In a surprising turn of events, Katrina Trinko, the editor-in-chief of the Daily Signal, shed light on the Associated Press’s uncritical acceptance of Target’s claim that conservative backlash had turned “violent.” As a result of Trinko’s investigation, the news organization made a minor correction to their report.
The controversy surrounding Target began with the promotion of a women’s swimsuit described as “tuck-friendly” and offering “extra crotch coverage.” Additionally, the hiring of an artist who had previously created Satanic merchandise to design various “Pride Month” products intensified conservative calls for a boycott of the retail giant. Target acknowledged in a statement that their stores had faced threats following the introduction of these items.
The company stated, “Since introducing this year’s collection, we have experienced threats impacting the safety and well-being of our team members while at work.” In light of the tense situation, Target expressed their intention to reassess their plans and remove content that has generated significant conflict.
The Associated Press initially reported, in a headline earlier this week, that Target stores had faced “intense backlash from some customers, including violent confrontations with their workers.” However, the source of this claim was not specified in Target’s statement. Katrina Trinko, from the conservative Heritage Foundation-affiliated Daily Signal, reached out to the Associated Press to gain more information. Consequently, the article was revised, and a sentence was added to the lead to temper the initial harshness: “Target said that customers knocked down Pride displays at some stores, angrily approached workers, and posted threatening videos on social media from inside the stores.”
Trinko raised valid questions in response to the revised article. What defines a video as “violent”? What constitutes hostile behavior towards an employee? What percentage of establishments witnessed disgruntled customers damaging Pride flags and posters?
Notably, the Associated Press did not provide an editor’s note explaining the reason behind the revision. Lauren Easton, the vice president of communications, clarified in an email to Trinko that as the Associated Press continued to investigate the story, they were able to gather more specific examples of the incidents that took place and subsequently updated the article accordingly.
Trinko highlighted a concerning development where California’s Democratic governor, Gavin Newsom, cited the AP piece as evidence of a “systemic attack on the gay community happening across the country.” This insinuation of conservatives being dangerous and posing a genuine threat to others is a new tactic employed by businesses and ideologues who feel the impact of conservative boycotts.
Trinko pointed out that the Left is experimenting with a new strategy due to concerns over Bud Light’s significant decline in sales over the past few years. She explained that long-term success for leftist activists relies on corporate support and promotion of their communist ideas. Trinko urged Target to provide evidence, or “receipts” as the younger generation says, to substantiate their claims. It is essential to review surveillance footage to understand the incidents that made workers feel unsafe and listen to the threats firsthand.

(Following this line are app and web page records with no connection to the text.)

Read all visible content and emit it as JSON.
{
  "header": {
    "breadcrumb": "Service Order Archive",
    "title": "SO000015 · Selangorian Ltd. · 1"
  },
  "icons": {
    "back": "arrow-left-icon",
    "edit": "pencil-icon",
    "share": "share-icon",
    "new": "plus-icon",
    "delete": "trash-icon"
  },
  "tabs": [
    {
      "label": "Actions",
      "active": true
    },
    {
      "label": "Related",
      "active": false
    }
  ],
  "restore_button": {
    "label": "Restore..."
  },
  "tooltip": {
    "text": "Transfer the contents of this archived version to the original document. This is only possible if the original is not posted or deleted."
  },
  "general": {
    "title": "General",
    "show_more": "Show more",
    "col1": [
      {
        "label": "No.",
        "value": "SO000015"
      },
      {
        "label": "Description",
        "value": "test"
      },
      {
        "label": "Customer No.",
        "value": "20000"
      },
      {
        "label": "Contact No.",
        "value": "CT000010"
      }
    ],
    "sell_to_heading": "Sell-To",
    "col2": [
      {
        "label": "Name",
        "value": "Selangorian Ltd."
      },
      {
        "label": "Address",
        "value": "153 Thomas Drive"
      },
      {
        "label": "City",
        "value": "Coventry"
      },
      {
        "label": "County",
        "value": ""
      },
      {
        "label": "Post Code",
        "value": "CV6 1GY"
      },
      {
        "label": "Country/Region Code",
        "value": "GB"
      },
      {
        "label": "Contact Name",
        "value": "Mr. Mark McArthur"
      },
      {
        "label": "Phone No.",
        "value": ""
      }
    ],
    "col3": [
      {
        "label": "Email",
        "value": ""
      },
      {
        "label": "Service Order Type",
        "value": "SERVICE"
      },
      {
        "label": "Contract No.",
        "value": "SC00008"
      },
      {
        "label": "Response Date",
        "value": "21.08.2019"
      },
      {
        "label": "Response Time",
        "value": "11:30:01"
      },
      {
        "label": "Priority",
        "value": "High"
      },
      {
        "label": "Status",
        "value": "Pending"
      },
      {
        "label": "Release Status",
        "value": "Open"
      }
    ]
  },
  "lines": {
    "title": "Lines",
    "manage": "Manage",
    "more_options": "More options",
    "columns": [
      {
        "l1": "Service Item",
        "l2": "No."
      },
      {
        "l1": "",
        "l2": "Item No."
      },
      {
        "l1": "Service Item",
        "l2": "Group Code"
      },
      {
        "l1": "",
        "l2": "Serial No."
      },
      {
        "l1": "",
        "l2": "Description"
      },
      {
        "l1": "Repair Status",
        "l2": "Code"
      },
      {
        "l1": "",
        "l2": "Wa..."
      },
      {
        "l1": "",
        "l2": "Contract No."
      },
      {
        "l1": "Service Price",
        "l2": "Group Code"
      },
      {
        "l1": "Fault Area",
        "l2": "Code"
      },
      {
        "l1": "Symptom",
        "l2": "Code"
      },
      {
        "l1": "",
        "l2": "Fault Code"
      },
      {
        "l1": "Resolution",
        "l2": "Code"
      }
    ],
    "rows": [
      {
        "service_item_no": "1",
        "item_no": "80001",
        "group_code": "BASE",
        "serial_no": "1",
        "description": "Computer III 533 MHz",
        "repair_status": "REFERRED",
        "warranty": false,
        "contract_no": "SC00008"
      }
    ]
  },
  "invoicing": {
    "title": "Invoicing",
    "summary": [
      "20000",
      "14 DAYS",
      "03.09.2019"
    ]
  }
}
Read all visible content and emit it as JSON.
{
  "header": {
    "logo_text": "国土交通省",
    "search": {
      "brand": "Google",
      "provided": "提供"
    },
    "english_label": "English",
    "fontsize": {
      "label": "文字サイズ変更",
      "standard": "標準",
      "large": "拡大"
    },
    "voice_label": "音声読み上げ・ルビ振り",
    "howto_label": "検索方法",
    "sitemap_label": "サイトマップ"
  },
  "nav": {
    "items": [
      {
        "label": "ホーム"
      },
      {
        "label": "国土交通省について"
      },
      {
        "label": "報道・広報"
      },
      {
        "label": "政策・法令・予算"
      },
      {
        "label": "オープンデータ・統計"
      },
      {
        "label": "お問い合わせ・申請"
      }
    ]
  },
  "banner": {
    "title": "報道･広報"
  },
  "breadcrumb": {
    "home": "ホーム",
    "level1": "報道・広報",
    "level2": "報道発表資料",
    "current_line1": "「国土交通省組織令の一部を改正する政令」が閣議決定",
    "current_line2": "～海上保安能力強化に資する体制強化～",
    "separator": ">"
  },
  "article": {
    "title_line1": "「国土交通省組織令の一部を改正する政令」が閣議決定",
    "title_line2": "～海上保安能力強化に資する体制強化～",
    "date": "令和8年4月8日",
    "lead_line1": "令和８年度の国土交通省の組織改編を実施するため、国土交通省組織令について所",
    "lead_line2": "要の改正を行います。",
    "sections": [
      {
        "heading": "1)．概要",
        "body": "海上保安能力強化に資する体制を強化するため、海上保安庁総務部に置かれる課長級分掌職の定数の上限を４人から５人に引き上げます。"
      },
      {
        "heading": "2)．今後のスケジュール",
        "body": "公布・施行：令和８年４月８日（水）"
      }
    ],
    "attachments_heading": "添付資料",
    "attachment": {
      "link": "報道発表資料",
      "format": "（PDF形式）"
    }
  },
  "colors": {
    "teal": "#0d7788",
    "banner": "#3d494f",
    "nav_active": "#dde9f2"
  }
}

In the midst of these controversies, Target’s market capitalization has dropped from $70.4 billion to $65.0 billion over the past week, indicating a significant decline in its overall value.